=== Requirement ===
Leave every picture out, then reproduce the rest of the listing exactly.

··· Supplied entries

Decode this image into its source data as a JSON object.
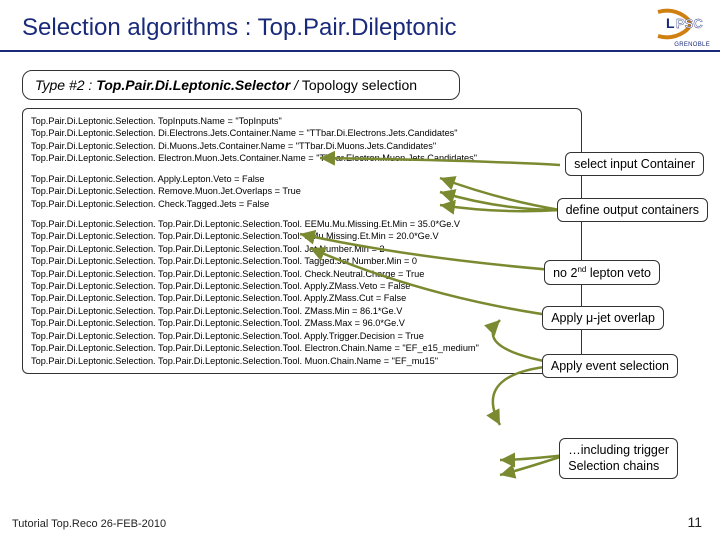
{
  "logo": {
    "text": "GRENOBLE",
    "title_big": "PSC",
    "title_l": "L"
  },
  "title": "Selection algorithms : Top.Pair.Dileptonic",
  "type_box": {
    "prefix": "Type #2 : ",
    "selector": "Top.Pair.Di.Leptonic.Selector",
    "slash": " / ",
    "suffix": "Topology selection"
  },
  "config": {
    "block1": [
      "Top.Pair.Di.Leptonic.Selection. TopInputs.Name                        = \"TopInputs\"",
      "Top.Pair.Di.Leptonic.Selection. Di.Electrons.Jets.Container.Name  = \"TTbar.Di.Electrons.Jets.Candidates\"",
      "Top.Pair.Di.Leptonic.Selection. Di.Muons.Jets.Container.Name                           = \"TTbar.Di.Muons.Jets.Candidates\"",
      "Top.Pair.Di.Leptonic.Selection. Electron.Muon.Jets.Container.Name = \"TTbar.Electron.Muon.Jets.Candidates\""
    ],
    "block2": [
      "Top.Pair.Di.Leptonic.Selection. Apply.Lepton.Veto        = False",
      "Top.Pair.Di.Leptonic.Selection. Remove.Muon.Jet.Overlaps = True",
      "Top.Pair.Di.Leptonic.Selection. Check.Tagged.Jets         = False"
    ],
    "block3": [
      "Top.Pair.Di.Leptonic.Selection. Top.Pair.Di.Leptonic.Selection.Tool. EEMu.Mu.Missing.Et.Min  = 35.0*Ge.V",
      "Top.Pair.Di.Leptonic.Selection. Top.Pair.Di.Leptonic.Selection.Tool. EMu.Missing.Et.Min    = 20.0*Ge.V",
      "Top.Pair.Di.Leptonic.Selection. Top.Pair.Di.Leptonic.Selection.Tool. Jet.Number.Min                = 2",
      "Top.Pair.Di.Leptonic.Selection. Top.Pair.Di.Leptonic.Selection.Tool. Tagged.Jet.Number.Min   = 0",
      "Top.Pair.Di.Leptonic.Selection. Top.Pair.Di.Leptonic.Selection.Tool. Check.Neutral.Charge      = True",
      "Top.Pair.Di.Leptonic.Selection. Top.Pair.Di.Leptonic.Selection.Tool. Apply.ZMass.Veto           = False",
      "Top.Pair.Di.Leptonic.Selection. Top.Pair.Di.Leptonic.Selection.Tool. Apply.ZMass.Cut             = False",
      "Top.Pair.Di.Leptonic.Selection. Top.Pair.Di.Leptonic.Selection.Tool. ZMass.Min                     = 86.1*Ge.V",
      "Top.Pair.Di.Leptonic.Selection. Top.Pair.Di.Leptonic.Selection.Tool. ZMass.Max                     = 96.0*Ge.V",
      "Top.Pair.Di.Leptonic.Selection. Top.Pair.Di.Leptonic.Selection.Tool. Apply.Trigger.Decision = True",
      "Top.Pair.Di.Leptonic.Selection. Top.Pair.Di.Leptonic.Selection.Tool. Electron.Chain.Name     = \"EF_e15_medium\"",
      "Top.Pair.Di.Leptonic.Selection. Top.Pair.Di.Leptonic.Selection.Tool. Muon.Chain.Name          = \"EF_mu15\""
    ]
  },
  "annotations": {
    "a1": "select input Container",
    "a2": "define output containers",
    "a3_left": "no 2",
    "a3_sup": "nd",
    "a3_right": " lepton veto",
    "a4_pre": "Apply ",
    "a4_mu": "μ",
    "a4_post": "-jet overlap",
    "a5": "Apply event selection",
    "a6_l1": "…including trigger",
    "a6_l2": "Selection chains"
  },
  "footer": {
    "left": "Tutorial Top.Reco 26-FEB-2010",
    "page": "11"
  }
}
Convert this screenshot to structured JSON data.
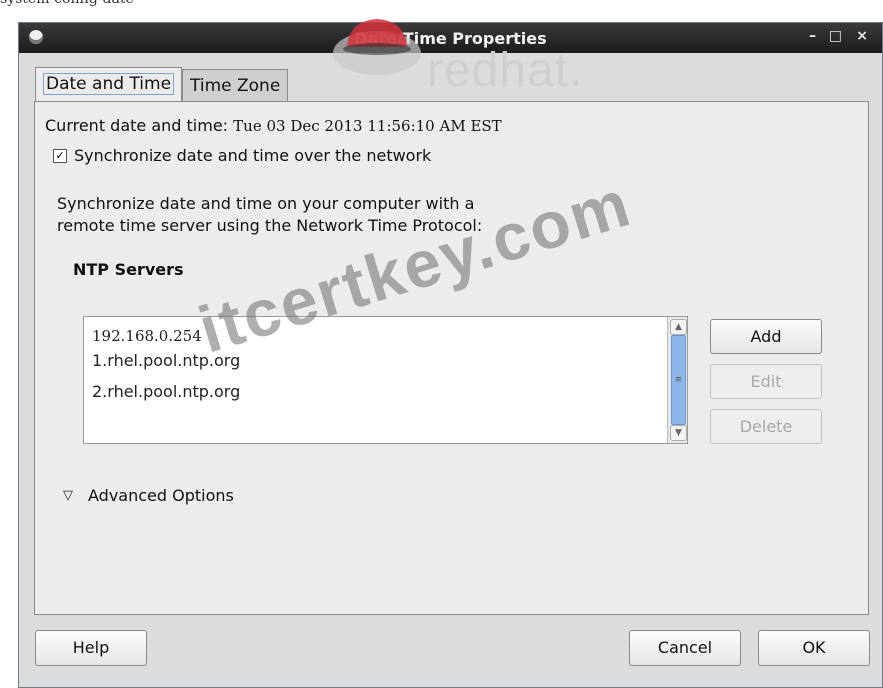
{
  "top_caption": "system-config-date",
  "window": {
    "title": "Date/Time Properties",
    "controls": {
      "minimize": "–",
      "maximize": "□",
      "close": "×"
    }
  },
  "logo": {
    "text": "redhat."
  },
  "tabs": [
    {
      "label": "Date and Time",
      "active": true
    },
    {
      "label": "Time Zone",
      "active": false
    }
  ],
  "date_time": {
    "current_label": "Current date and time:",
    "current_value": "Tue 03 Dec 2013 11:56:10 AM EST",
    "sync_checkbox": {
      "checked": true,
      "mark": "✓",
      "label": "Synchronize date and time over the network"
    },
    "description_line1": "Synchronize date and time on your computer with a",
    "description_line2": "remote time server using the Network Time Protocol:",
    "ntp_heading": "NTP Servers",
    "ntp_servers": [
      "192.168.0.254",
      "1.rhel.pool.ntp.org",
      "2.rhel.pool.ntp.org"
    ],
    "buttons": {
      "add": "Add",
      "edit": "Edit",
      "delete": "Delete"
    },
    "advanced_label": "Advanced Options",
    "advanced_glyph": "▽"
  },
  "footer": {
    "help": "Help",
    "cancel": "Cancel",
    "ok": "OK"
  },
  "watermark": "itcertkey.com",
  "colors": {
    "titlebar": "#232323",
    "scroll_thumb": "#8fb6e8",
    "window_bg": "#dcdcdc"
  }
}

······

=== Finished exercise ===
Decode this image into its source data as a JSON object.
{
  "logo": {
    "text": "GRENOBLE",
    "title_big": "PSC",
    "title_l": "L"
  },
  "title": "Selection algorithms : Top.Pair.Dileptonic",
  "type_box": {
    "prefix": "Type #2 : ",
    "selector": "Top.Pair.Di.Leptonic.Selector",
    "slash": " / ",
    "suffix": "Topology selection"
  },
  "config": {
    "block1": [
      "Top.Pair.Di.Leptonic.Selection. TopInputs.Name                        = \"TopInputs\"",
      "Top.Pair.Di.Leptonic.Selection. Di.Electrons.Jets.Container.Name  = \"TTbar.Di.Electrons.Jets.Candidates\"",
      "Top.Pair.Di.Leptonic.Selection. Di.Muons.Jets.Container.Name                           = \"TTbar.Di.Muons.Jets.Candidates\"",
      "Top.Pair.Di.Leptonic.Selection. Electron.Muon.Jets.Container.Name = \"TTbar.Electron.Muon.Jets.Candidates\""
    ],
    "block2": [
      "Top.Pair.Di.Leptonic.Selection. Apply.Lepton.Veto        = False",
      "Top.Pair.Di.Leptonic.Selection. Remove.Muon.Jet.Overlaps = True",
      "Top.Pair.Di.Leptonic.Selection. Check.Tagged.Jets         = False"
    ],
    "block3": [
      "Top.Pair.Di.Leptonic.Selection. Top.Pair.Di.Leptonic.Selection.Tool. EEMu.Mu.Missing.Et.Min  = 35.0*Ge.V",
      "Top.Pair.Di.Leptonic.Selection. Top.Pair.Di.Leptonic.Selection.Tool. EMu.Missing.Et.Min    = 20.0*Ge.V",
      "Top.Pair.Di.Leptonic.Selection. Top.Pair.Di.Leptonic.Selection.Tool. Jet.Number.Min                = 2",
      "Top.Pair.Di.Leptonic.Selection. Top.Pair.Di.Leptonic.Selection.Tool. Tagged.Jet.Number.Min   = 0",
      "Top.Pair.Di.Leptonic.Selection. Top.Pair.Di.Leptonic.Selection.Tool. Check.Neutral.Charge      = True",
      "Top.Pair.Di.Leptonic.Selection. Top.Pair.Di.Leptonic.Selection.Tool. Apply.ZMass.Veto           = False",
      "Top.Pair.Di.Leptonic.Selection. Top.Pair.Di.Leptonic.Selection.Tool. Apply.ZMass.Cut             = False",
      "Top.Pair.Di.Leptonic.Selection. Top.Pair.Di.Leptonic.Selection.Tool. ZMass.Min                     = 86.1*Ge.V",
      "Top.Pair.Di.Leptonic.Selection. Top.Pair.Di.Leptonic.Selection.Tool. ZMass.Max                     = 96.0*Ge.V",
      "Top.Pair.Di.Leptonic.Selection. Top.Pair.Di.Leptonic.Selection.Tool. Apply.Trigger.Decision = True",
      "Top.Pair.Di.Leptonic.Selection. Top.Pair.Di.Leptonic.Selection.Tool. Electron.Chain.Name     = \"EF_e15_medium\"",
      "Top.Pair.Di.Leptonic.Selection. Top.Pair.Di.Leptonic.Selection.Tool. Muon.Chain.Name          = \"EF_mu15\""
    ]
  },
  "annotations": {
    "a1": "select input Container",
    "a2": "define output containers",
    "a3_left": "no 2",
    "a3_sup": "nd",
    "a3_right": " lepton veto",
    "a4_pre": "Apply ",
    "a4_mu": "μ",
    "a4_post": "-jet overlap",
    "a5": "Apply event selection",
    "a6_l1": "…including trigger",
    "a6_l2": "Selection chains"
  },
  "footer": {
    "left": "Tutorial Top.Reco 26-FEB-2010",
    "page": "11"
  }
}
Convert this screenshot to structured JSON data.
{
  "top_caption": "system-config-date",
  "window": {
    "title": "Date/Time Properties",
    "controls": {
      "minimize": "–",
      "maximize": "□",
      "close": "×"
    }
  },
  "logo": {
    "text": "redhat."
  },
  "tabs": [
    {
      "label": "Date and Time",
      "active": true
    },
    {
      "label": "Time Zone",
      "active": false
    }
  ],
  "date_time": {
    "current_label": "Current date and time:",
    "current_value": "Tue 03 Dec 2013 11:56:10 AM EST",
    "sync_checkbox": {
      "checked": true,
      "mark": "✓",
      "label": "Synchronize date and time over the network"
    },
    "description_line1": "Synchronize date and time on your computer with a",
    "description_line2": "remote time server using the Network Time Protocol:",
    "ntp_heading": "NTP Servers",
    "ntp_servers": [
      "192.168.0.254",
      "1.rhel.pool.ntp.org",
      "2.rhel.pool.ntp.org"
    ],
    "buttons": {
      "add": "Add",
      "edit": "Edit",
      "delete": "Delete"
    },
    "advanced_label": "Advanced Options",
    "advanced_glyph": "▽"
  },
  "footer": {
    "help": "Help",
    "cancel": "Cancel",
    "ok": "OK"
  },
  "watermark": "itcertkey.com",
  "colors": {
    "titlebar": "#232323",
    "scroll_thumb": "#8fb6e8",
    "window_bg": "#dcdcdc"
  }
}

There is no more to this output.